* **ASSIGNMENT**: Give only the number of lines in these records that include "this".

** TASK INPUT follows **

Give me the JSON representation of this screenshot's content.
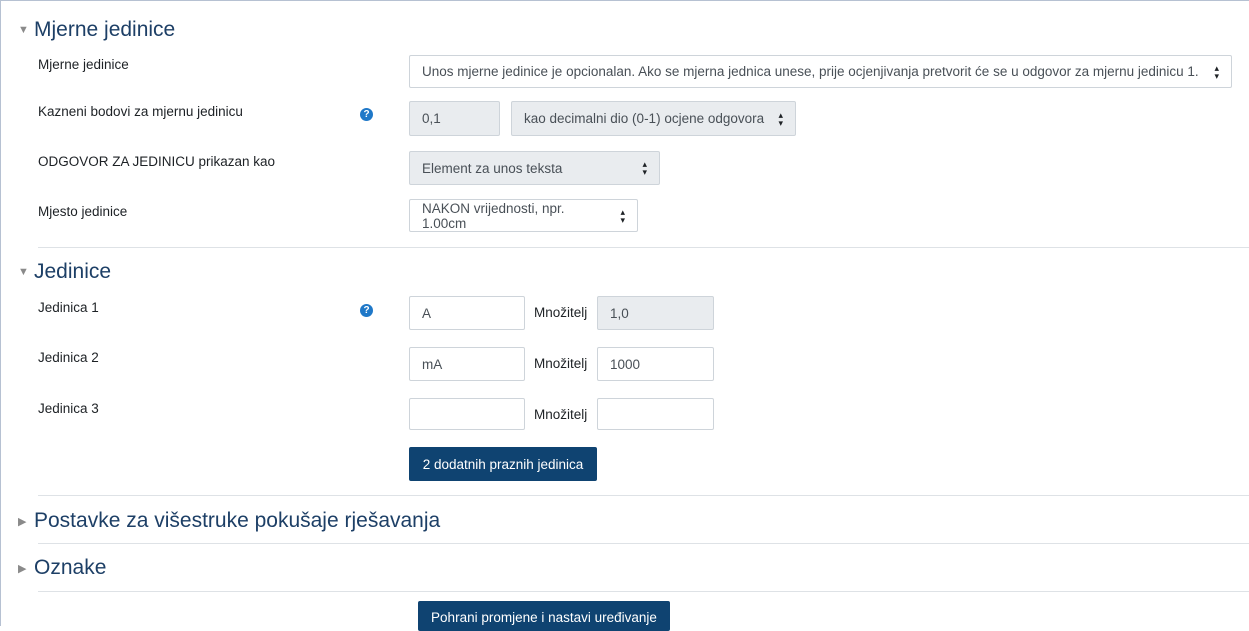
{
  "sections": {
    "units": {
      "title": "Mjerne jedinice",
      "expanded": true
    },
    "unit_list": {
      "title": "Jedinice",
      "expanded": true
    },
    "multitry": {
      "title": "Postavke za višestruke pokušaje rješavanja",
      "expanded": false
    },
    "tags": {
      "title": "Oznake",
      "expanded": false
    }
  },
  "units_fields": {
    "handling_label": "Mjerne jedinice",
    "handling_value": "Unos mjerne jedinice je opcionalan. Ako se mjerna jednica unese, prije ocjenjivanja pretvorit će se u odgovor za mjernu jedinicu 1.",
    "penalty_label": "Kazneni bodovi za mjernu jedinicu",
    "penalty_value": "0,1",
    "penalty_mode": "kao decimalni dio (0-1) ocjene odgovora",
    "display_label": "ODGOVOR ZA JEDINICU prikazan kao",
    "display_value": "Element za unos teksta",
    "position_label": "Mjesto jedinice",
    "position_value": "NAKON vrijednosti, npr. 1.00cm"
  },
  "unit_rows": [
    {
      "label": "Jedinica 1",
      "unit": "A",
      "multiplier_label": "Množitelj",
      "multiplier": "1,0"
    },
    {
      "label": "Jedinica 2",
      "unit": "mA",
      "multiplier_label": "Množitelj",
      "multiplier": "1000"
    },
    {
      "label": "Jedinica 3",
      "unit": "",
      "multiplier_label": "Množitelj",
      "multiplier": ""
    }
  ],
  "buttons": {
    "add_units": "2 dodatnih praznih jedinica",
    "save_continue": "Pohrani promjene i nastavi uređivanje"
  },
  "icons": {
    "help": "question-circle-icon",
    "expanded": "triangle-down-icon",
    "collapsed": "triangle-right-icon",
    "select": "select-caret-icon"
  },
  "colors": {
    "button": "#0f4371",
    "heading": "#1d3f66",
    "help": "#1f78c8",
    "disabled": "#e9ecef"
  }
}
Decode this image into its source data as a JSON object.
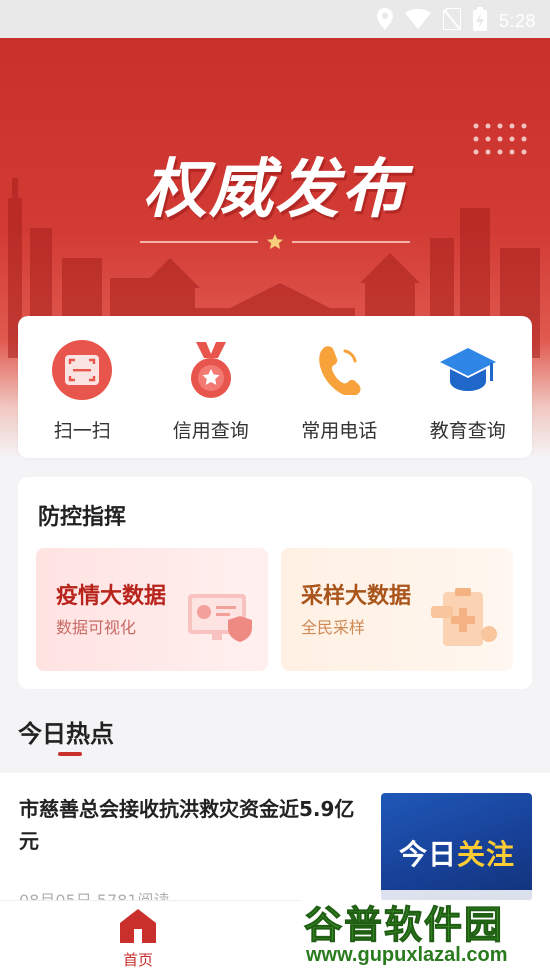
{
  "status_bar": {
    "time": "5:28"
  },
  "hero": {
    "title": "权威发布"
  },
  "quick_actions": [
    {
      "label": "扫一扫",
      "icon": "scan-icon"
    },
    {
      "label": "信用查询",
      "icon": "credit-medal-icon"
    },
    {
      "label": "常用电话",
      "icon": "phone-icon"
    },
    {
      "label": "教育查询",
      "icon": "graduation-cap-icon"
    }
  ],
  "prevention": {
    "title": "防控指挥",
    "tiles": [
      {
        "title": "疫情大数据",
        "subtitle": "数据可视化",
        "icon": "dashboard-shield-icon"
      },
      {
        "title": "采样大数据",
        "subtitle": "全民采样",
        "icon": "clipboard-plus-icon"
      }
    ]
  },
  "hot": {
    "title": "今日热点",
    "news": [
      {
        "headline": "市慈善总会接收抗洪救灾资金近5.9亿元",
        "meta": "08月05日  5781阅读",
        "thumb_text_a": "今日",
        "thumb_text_b": "关注"
      }
    ]
  },
  "tabbar": {
    "home_label": "首页"
  },
  "watermark": {
    "logo": "谷普软件园",
    "url": "www.gupuxlazal.com"
  },
  "colors": {
    "brand_red": "#c9302c",
    "banner_red": "#d23a34"
  }
}
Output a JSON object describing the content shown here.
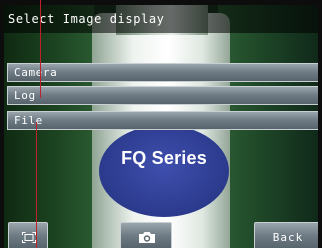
{
  "title": "Select Image display",
  "menu": {
    "items": [
      {
        "label": "Camera"
      },
      {
        "label": "Log"
      },
      {
        "label": "File"
      }
    ]
  },
  "image": {
    "label_text": "FQ Series"
  },
  "buttons": {
    "fit_icon": "fit-screen-icon",
    "camera_icon": "camera-icon",
    "back_label": "Back"
  },
  "colors": {
    "callout": "#c0202a",
    "label_blue": "#2b3a8c",
    "menu_button": "#6d7a83"
  }
}
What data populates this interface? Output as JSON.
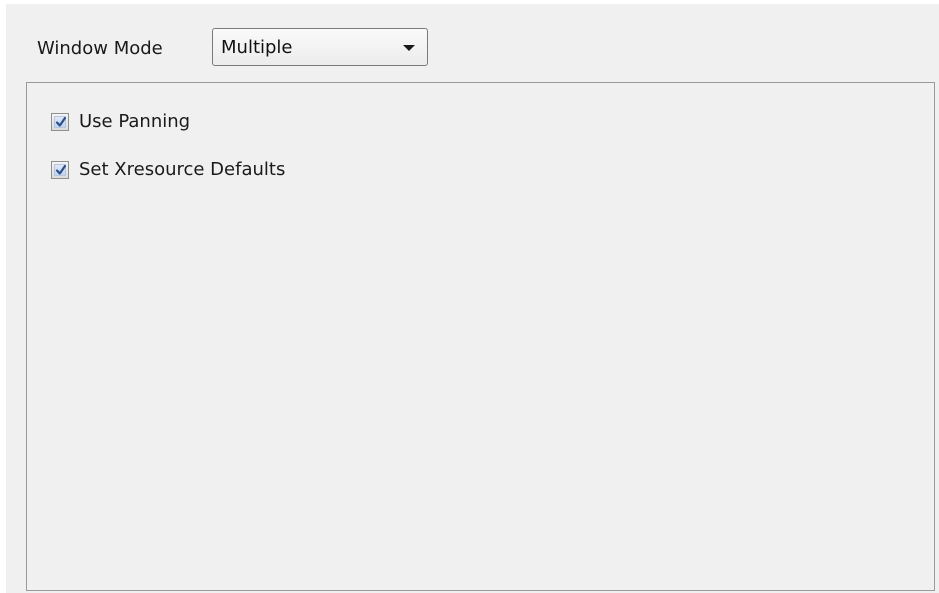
{
  "window_mode": {
    "label": "Window Mode",
    "selected": "Multiple"
  },
  "options": [
    {
      "label": "Use Panning",
      "checked": true
    },
    {
      "label": "Set Xresource Defaults",
      "checked": true
    }
  ],
  "colors": {
    "panel_background": "#f0f0f0",
    "border": "#9a9a9a",
    "check_mark": "#2b4f8c"
  }
}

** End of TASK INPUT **

* **TASK RESULT**: 3